In fact, he was to tell his story to countless others, giving hope that there just may be a higher purpose in life, after all.
What struck me so, as I interviewed Mike? That I may have figured in his story, too, for as a young college girl, home on Christmas break, I pigeon-holed the envelopes that went out to thousands of the young men in my town. I recall asking a co-worker, in my naivete: “Why’s the US government sending all these Christmas cards to the young men in our town?” Her answer? “They’re not cards—they’re draft notices. These guys are going to Viet Nam.”
I thought it especially cruel they got them during the holiday season.
I wondered if I put Mike’s letter in his family’s postal slot. I could have. I was employed when he got the notice.
What happened as I read his book? I was there with Mike as he endured tough training….I landed with him in Viet Nam where a batch of glazy-eyed Marines were leaving, only to have one of them thread through the ranks and pick out Mike to give him a ring—a ring that the Marine said saved his life, a ring Mike still wears.
I noted the foxhole that blew up and killed a fellow soldier shortly after Mike left it; I saw the killer cobra stare fixedly at Mike, in the cave, until a mouse distracted it; I knew the power of the prayer beads.
The stunner for me? It could have been me going through all this. If not for my gender (women didn’t fight in combat during this period) and the fact I was a college student, I could have been in those jungles, suffering those hardships—the terrible psychological and physical trauma from which many never recovered.
If they did come home, many were mortally wounded in other ways, never fully recovering.
I could have been West Warwick’s Mike Montigny.
Just another foot soldier in a very foreign land.
If not for fate.
Mike speaks of the time that he, as uniformed soldier, came home aboard a commercial airliner and the captain invited him to sit in 1st class, as means of thanking him for his service. When other passengers balked (Viet Nam was in disfavor,) he moved to the back of the plane. Today, he notes the far different tenor of the country that sees young people at the beach who see his Marines tattoo on his arm honor him for his service of many years ago.
Today, this former Vice President of Human Resources, Amtrol has a message he delivers.

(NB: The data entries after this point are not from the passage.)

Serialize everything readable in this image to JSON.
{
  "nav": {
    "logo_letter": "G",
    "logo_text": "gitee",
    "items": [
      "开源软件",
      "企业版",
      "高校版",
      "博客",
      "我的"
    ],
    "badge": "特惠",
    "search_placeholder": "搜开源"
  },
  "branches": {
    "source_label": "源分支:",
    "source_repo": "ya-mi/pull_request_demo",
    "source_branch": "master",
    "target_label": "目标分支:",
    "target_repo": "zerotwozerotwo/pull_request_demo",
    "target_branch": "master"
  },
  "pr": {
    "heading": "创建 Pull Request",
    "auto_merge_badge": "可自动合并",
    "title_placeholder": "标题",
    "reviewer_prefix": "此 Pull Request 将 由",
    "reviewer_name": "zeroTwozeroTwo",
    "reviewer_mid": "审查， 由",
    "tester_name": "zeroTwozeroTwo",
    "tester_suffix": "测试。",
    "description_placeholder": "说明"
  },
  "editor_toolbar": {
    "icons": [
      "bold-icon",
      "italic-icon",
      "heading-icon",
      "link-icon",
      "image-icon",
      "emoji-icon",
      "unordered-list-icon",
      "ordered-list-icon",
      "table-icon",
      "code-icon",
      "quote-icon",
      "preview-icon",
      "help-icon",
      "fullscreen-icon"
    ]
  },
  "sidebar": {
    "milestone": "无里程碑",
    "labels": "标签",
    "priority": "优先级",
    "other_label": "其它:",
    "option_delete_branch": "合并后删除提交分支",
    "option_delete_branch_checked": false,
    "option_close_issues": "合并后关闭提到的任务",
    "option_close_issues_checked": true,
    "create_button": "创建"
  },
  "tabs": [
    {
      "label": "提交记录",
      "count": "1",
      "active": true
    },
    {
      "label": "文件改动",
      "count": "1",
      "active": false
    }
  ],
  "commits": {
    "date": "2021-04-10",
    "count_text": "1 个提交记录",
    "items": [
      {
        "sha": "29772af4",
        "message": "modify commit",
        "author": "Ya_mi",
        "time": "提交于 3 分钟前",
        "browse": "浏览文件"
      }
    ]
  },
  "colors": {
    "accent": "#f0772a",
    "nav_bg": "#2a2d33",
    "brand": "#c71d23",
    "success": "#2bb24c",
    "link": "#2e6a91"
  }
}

It’s important. Instead of focusing on the terrible things he had to overcome, he notes the positives…the wonders…the forces…the ‘angels’ that led him out and protected him. One he highlights as most instrumental? His wife of many years—Sandra (Boutello) Montigny who saw him through many dark times following Viet Nam, times that precipitated his giving up both drinking and smoking.
Is his message finding fertile soil?
Well, if audience size determines likelihood of success, Mike is already a best-selling author. At Valley Country Club, where Mike had a recent book signing, his crowd swelled to 150. Why was he at this particular venue? He is a a member there and current vice-president. In September, this new author became president of Rhode Island Golf Association. That sizeable group, coupled with his many friends from his former employment at Amtrol, and countless others he’s helped through his life, insure he has a loyal fan base.
I know—I’m one of his admiring fans.
***Got someone you’d like to see up in lights? Send their name, contact info, and why you think they’d be good candidate to email@example.com with “Kent County People” in subject line. Your nominee doesn’t need to be current resident..he/she should exhibit a strong connection to West Warwick/Coventry.
West Warwick native, Colleen Kelly Mellor (firstname.lastname@example.org), is a motivational speaker and freelance writer whose work has appeared in the Wall St. Journal, Scripps-Howard, and many regional newspapers. She is author to the children’s books Grandpa and the Truck (grandpaandthetruck.com) and is regular commentator in the Providence Journal. She currently completes “The Asheville Experiment,” the story of her and her husband’s nine year life in one of America’s trendiest little retirement towns—a cautionary tale for all those who consider a move. In this book, she tells what went wrong and why they returned to live, full time in Rhode Island.